What was/is within my computational reach? If we reduced the number of distinct pixel values to 3 (e.g.: 0.2, 0.5, 0.8) and concentrated on large scale fluctuations – e.g. based on (9×9) squares – we would have around 19700 combinations to investigate.

I had to work a bit on the respective Python code to get it run under Tensorflow 2.2.1/Cuda 10.2 with a reasonable percentage of around 30% on a graphics card. With 10 epochs for an optimization trial run for each image a complete run over 20000 images takes less than 5 minutes on my old GTX960 graphics card. With a modern card, a recent CPU and some more optimization one would probably arrive at values significantly below a minute. So, systematically working with large scale fluctuations is possible on PC-equipment!

Note that a coverage of the image surface with (9×9)-squares corresponds to the resolution which the (3×3)-maps of the innermost Conv-layers represent! (Including padding in the filter definitions). I assume that it is reasonable to work and test on this scale.

Selection of 8 promising candidates out of 19683

So, I added some “precursor” methods to my class My_OIP to prepare and perform systematic runs for all of the maps for which I had not found a pattern, yet. I chose the following 3 discrete pixel values: [0.2, 0.5, 0.8].

The resulting (9×9) images where rescaled with a bicubic interpolation to the MNIST size of (28×28) and afterwards standardized.

During the test of a map’s response I selected 8 candidates out of 19683 for subsequent thorough optimization runs with 1200 epochs. The selection was done by looking at the largest loss values reached after 10 optimization epochs. I then applied the procedure to all 67 maps for which I had not got an OIP, yet.

Note that we cannot be sure whether 10 optimization iterations really give us a perfect indication of the highest loss values which would be reached after a full optimization run with 600 to 1200 epochs. So, it is worthwhile to play around with the number of test epochs; the selection of the input fluctuation patterns may change.

I got results then for 33 of the maps which had no OIP. I present the OIP-images below.

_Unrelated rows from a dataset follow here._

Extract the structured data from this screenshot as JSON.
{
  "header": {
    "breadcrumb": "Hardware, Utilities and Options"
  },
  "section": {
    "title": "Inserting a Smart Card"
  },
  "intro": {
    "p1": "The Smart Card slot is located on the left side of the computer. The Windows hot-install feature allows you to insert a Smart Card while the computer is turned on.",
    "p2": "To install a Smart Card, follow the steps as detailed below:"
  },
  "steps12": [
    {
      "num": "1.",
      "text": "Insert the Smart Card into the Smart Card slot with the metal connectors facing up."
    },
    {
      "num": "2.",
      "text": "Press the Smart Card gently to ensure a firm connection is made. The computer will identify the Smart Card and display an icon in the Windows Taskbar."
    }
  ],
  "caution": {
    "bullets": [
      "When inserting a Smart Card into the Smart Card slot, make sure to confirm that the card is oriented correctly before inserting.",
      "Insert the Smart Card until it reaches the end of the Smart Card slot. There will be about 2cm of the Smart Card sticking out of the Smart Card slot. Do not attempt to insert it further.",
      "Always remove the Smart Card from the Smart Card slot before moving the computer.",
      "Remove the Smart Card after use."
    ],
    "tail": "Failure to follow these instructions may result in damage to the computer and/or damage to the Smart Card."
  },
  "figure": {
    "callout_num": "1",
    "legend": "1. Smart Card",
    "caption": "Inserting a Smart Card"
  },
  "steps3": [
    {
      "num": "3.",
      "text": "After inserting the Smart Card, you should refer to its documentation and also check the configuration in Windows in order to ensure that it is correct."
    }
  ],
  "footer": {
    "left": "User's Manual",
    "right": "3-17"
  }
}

The results cover almost 50% of the missing OIPs. So, my computational efforts were well invested.

OIPs for additional 33 maps

Below I present MNIST-related OIP-images for the maps with the following indices on the 3rd Conv-layer of my (!) CNN ):
1, 3, 9, 15, 16, 29, 35, 37, 38, 44, 46, 50, 51, 55, 59, 60, 70, 78, 81, 91, 93, 94, 96, 97, 101, 104, 108, 109, 111, 112, 116, 122, 125.
This time without contrast enhancement – as I was too lazy to integrate it into the precursor code.

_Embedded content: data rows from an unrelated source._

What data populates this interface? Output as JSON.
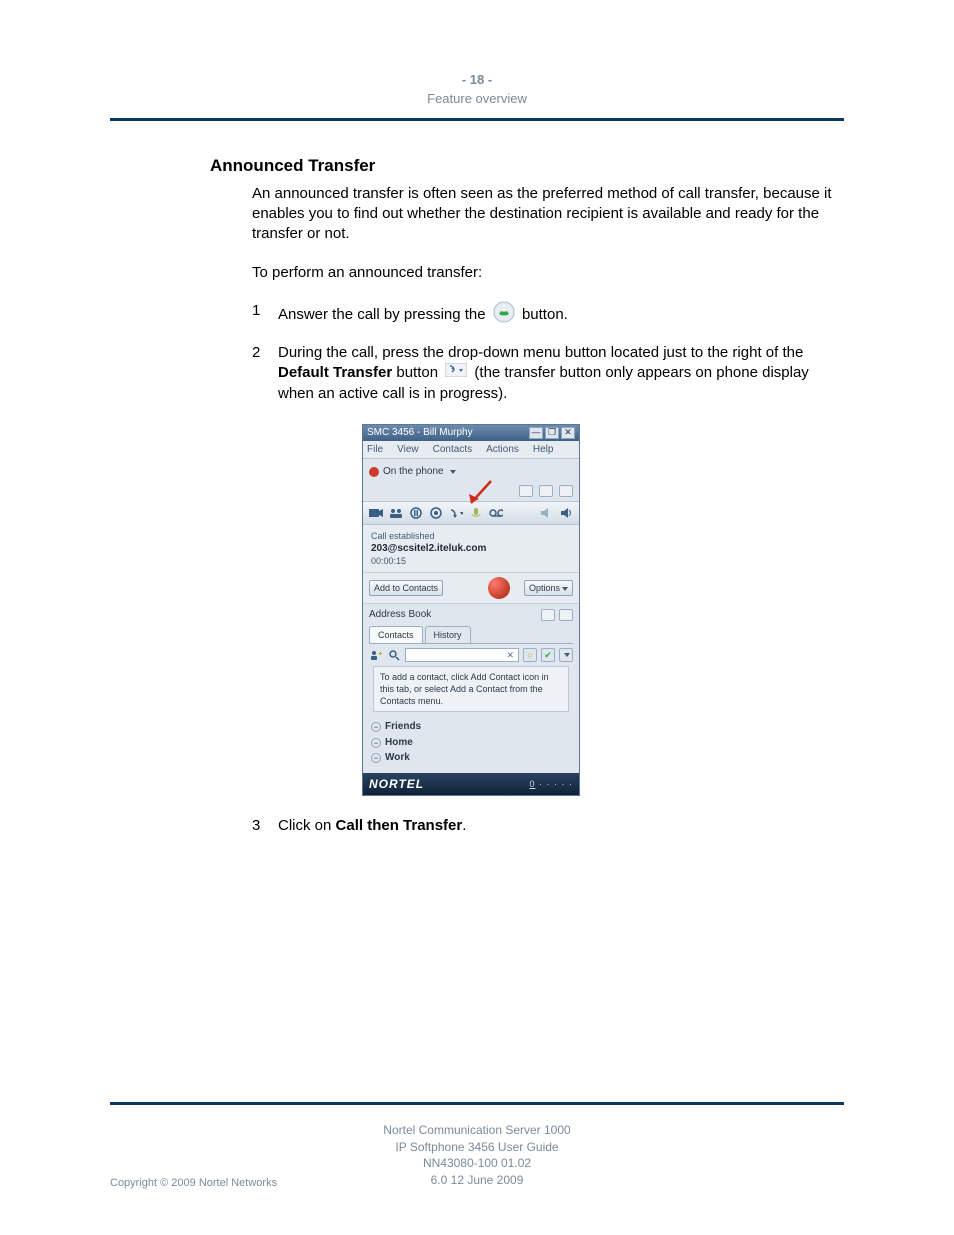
{
  "header": {
    "page_number": "- 18 -",
    "section": "Feature overview"
  },
  "heading": "Announced Transfer",
  "intro": "An announced transfer is often seen as the preferred method of call transfer, because it enables you to find out whether the destination recipient is available and ready for the transfer or not.",
  "lead": "To perform an announced transfer:",
  "steps": {
    "s1": {
      "num": "1",
      "a": "Answer the call by pressing the ",
      "b": " button."
    },
    "s2": {
      "num": "2",
      "a": "During the call, press the drop-down menu button located just to the right of the ",
      "bold": "Default Transfer",
      "b": " button ",
      "c": " (the transfer button only appears on phone display when an active call is in progress)."
    },
    "s3": {
      "num": "3",
      "a": "Click on ",
      "bold": "Call then Transfer",
      "b": "."
    }
  },
  "softphone": {
    "title": "SMC 3456 - Bill Murphy",
    "menu": {
      "file": "File",
      "view": "View",
      "contacts": "Contacts",
      "actions": "Actions",
      "help": "Help"
    },
    "status": "On the phone",
    "call": {
      "state": "Call established",
      "address": "203@scsitel2.iteluk.com",
      "timer": "00:00:15"
    },
    "add_to_contacts": "Add to Contacts",
    "options": "Options",
    "address_book": "Address Book",
    "tabs": {
      "contacts": "Contacts",
      "history": "History"
    },
    "hint": "To add a contact, click Add Contact icon in this tab, or select Add a Contact from the Contacts menu.",
    "groups": {
      "friends": "Friends",
      "home": "Home",
      "work": "Work"
    },
    "brand": "NORTEL",
    "footer_count": "0"
  },
  "footer": {
    "l1": "Nortel Communication Server 1000",
    "l2": "IP Softphone 3456 User Guide",
    "l3": "NN43080-100   01.02",
    "l4": "6.0   12 June 2009"
  },
  "copyright": "Copyright © 2009 Nortel Networks"
}
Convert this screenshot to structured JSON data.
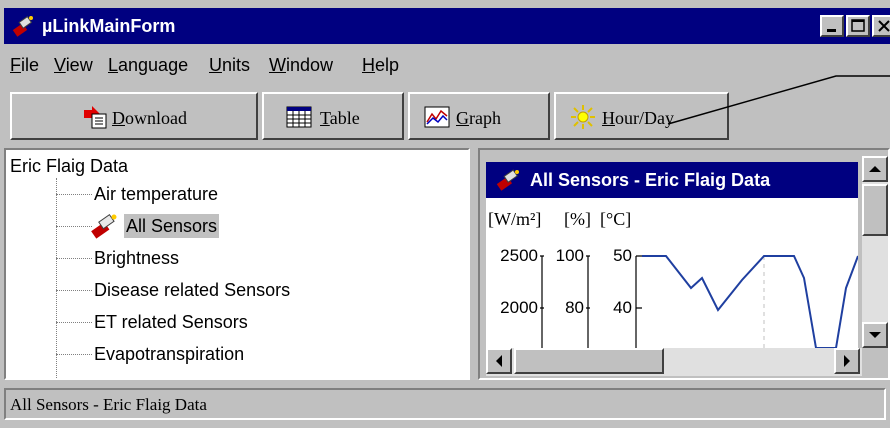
{
  "window": {
    "title": "µLinkMainForm"
  },
  "menu": [
    {
      "label": "File",
      "accel": "F",
      "rest": "ile"
    },
    {
      "label": "View",
      "accel": "V",
      "rest": "iew"
    },
    {
      "label": "Language",
      "accel": "L",
      "rest": "anguage"
    },
    {
      "label": "Units",
      "accel": "U",
      "rest": "nits"
    },
    {
      "label": "Window",
      "accel": "W",
      "rest": "indow"
    },
    {
      "label": "Help",
      "accel": "H",
      "rest": "elp"
    }
  ],
  "toolbar": {
    "download": {
      "accel": "D",
      "rest": "ownload",
      "icon": "download-icon"
    },
    "table": {
      "accel": "T",
      "rest": "able",
      "icon": "table-icon"
    },
    "graph": {
      "accel": "G",
      "rest": "raph",
      "icon": "graph-icon"
    },
    "hourday": {
      "accel": "H",
      "rest": "our/Day",
      "icon": "sun-icon"
    }
  },
  "tree": {
    "root": "Eric Flaig Data",
    "items": [
      "Air temperature",
      "All Sensors",
      "Brightness",
      "Disease related Sensors",
      "ET related Sensors",
      "Evapotranspiration"
    ],
    "selected_index": 1
  },
  "child_window": {
    "title": "All Sensors - Eric Flaig Data",
    "units": [
      "[W/m²]",
      "[%]",
      "[°C]"
    ],
    "ticks": {
      "w_m2": [
        "2500",
        "2000"
      ],
      "percent": [
        "100",
        "80"
      ],
      "celsius": [
        "50",
        "40"
      ]
    }
  },
  "status": {
    "text": "All Sensors - Eric Flaig Data"
  },
  "colors": {
    "title_bar": "#000080",
    "face": "#c0c0c0",
    "line_series": "#1f3fa0",
    "selection": "#c0c0c0"
  }
}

CNNs are fun, aren’t they?

Unique OIPs?

An interesting question is: Are the OIPs really unique per map in the sense that we produce the same OIP-images for different fluctuations on the input images? Well, there is some unique overall form of the patterns, but there may occur translations in position and there may be differences in details. Below, I show you different derived images for some maps:

Map 46:

Map 81:

Map 116:

Map 125:

Map 127:


By a systematic investigation of the reaction of maps to large scale fluctuations we can find OIPs for maps where a trial and error approach is not sufficient to trigger a response of the filters. I will discuss the Python code for a related “precursor run” in my next post

A simple CNN for the MNIST dataset – XI – Python code for filter visualization and OIP detection.